The approval marked the end of two days of intense negotiation. The bill will now be printed and submitted for formal approval in a roll call vote. After that it will move to the House.

While the bill's fundamentals remain unchanged, several notable amendments were approved. They include:

-Erasing a passage that would have removed the financial incentive for lawyers to represent employees in lawsuits against their bosses. Employees often cannot afford an attorney on their own. Without a financial reward for winning cases, lawyers would have little incentive to represent poor clients.

-Solidifying penalties against insurance companies and employers that fail or refuse to abide by the law.

-Requiring that workers' compensation regulations be posted at a "conspicuous" location in the workplace.

Critics of the bill say it still does not address major problems in the system. One problem left unfixed, said Sen. Tim Green, D-St. Louis County, was that injured workers are waiting too long for their settlements. Many are forced to go on unemployment to pay the bills, which jeopardizes their settlement, he said.

"The injured worker wants to go back to work," Green said. "They are being neglected."

The bill, SB1, was sponsored by Sen. John Loudon, R-St. Louis County. Republicans in the capital, including Gov. Matt Blunt, claim changes are necessary to make Missouri more business friendly.

After the vote, several senators went out of their way to commend what they saw as an example of positive cooperation between the two parties.
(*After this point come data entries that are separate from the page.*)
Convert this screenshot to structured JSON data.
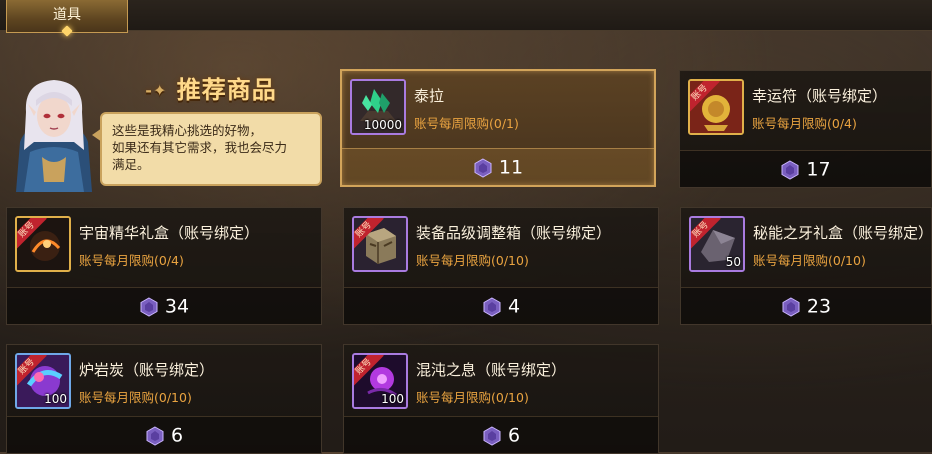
{
  "tab": {
    "label": "道具"
  },
  "recommend": {
    "title": "推荐商品",
    "message_lines": [
      "这些是我精心挑选的好物，",
      "如果还有其它需求，我也会尽力",
      "满足。"
    ]
  },
  "ribbon_text": "账号",
  "items": [
    {
      "name": "泰拉",
      "limit": "账号每周限购(0/1)",
      "price": "11",
      "qty": "10000",
      "icon": "tera-crystal-icon",
      "selected": true
    },
    {
      "name": "幸运符（账号绑定）",
      "limit": "账号每月限购(0/4)",
      "price": "17",
      "qty": "",
      "icon": "lucky-charm-icon"
    },
    {
      "name": "宇宙精华礼盒（账号绑定）",
      "limit": "账号每月限购(0/4)",
      "price": "34",
      "qty": "",
      "icon": "cosmic-essence-box-icon"
    },
    {
      "name": "装备品级调整箱（账号绑定）",
      "limit": "账号每月限购(0/10)",
      "price": "4",
      "qty": "",
      "icon": "grade-adjust-box-icon"
    },
    {
      "name": "秘能之牙礼盒（账号绑定）",
      "limit": "账号每月限购(0/10)",
      "price": "23",
      "qty": "50",
      "icon": "fang-box-icon"
    },
    {
      "name": "炉岩炭（账号绑定）",
      "limit": "账号每月限购(0/10)",
      "price": "6",
      "qty": "100",
      "icon": "lava-coal-icon"
    },
    {
      "name": "混沌之息（账号绑定）",
      "limit": "账号每月限购(0/10)",
      "price": "6",
      "qty": "100",
      "icon": "chaos-breath-icon"
    }
  ],
  "colors": {
    "accent_gold": "#d2a45a",
    "limit_orange": "#e9a340",
    "rarity_purple": "#a97be0"
  }
}
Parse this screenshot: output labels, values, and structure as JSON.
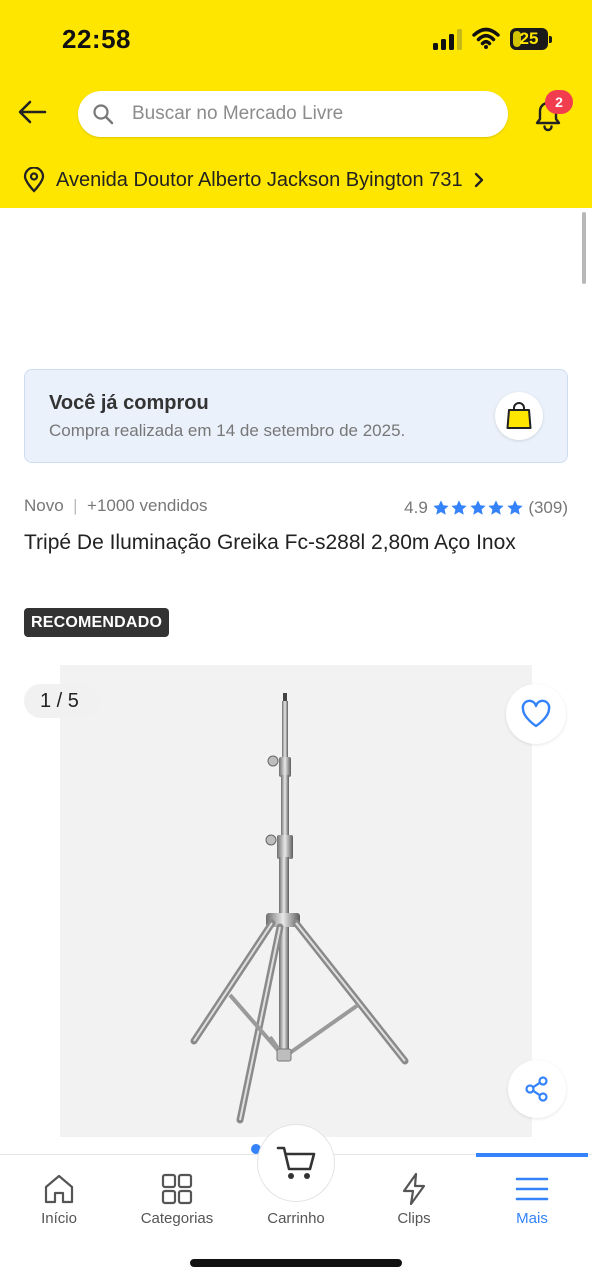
{
  "status_bar": {
    "time": "22:58",
    "battery": "25",
    "battery_level": 0.25
  },
  "header": {
    "search_placeholder": "Buscar no Mercado Livre",
    "notification_count": "2",
    "address": "Avenida Doutor Alberto Jackson Byington 731"
  },
  "purchase_banner": {
    "title": "Você já comprou",
    "subtitle": "Compra realizada em 14 de setembro de 2025."
  },
  "product": {
    "condition": "Novo",
    "sold": "+1000 vendidos",
    "separator": "|",
    "rating": "4.9",
    "rating_stars": 5,
    "reviews": "(309)",
    "title": "Tripé De Iluminação Greika Fc-s288l 2,80m Aço Inox",
    "badge": "RECOMENDADO",
    "gallery_counter": "1 / 5"
  },
  "bottom_nav": {
    "items": [
      {
        "label": "Início",
        "icon": "home-icon"
      },
      {
        "label": "Categorias",
        "icon": "grid-icon"
      },
      {
        "label": "Carrinho",
        "icon": "cart-icon"
      },
      {
        "label": "Clips",
        "icon": "lightning-icon"
      },
      {
        "label": "Mais",
        "icon": "menu-icon"
      }
    ],
    "active": "Mais"
  },
  "colors": {
    "brand_yellow": "#FFE600",
    "accent_blue": "#3483FA",
    "badge_red": "#F23D4F",
    "banner_bg": "#EAF1FB"
  }
}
"There are things in this bill that are still problematic," said Sen. Victor Callahan, D-Jackson County. "But this is an example of the Senate working as it should work."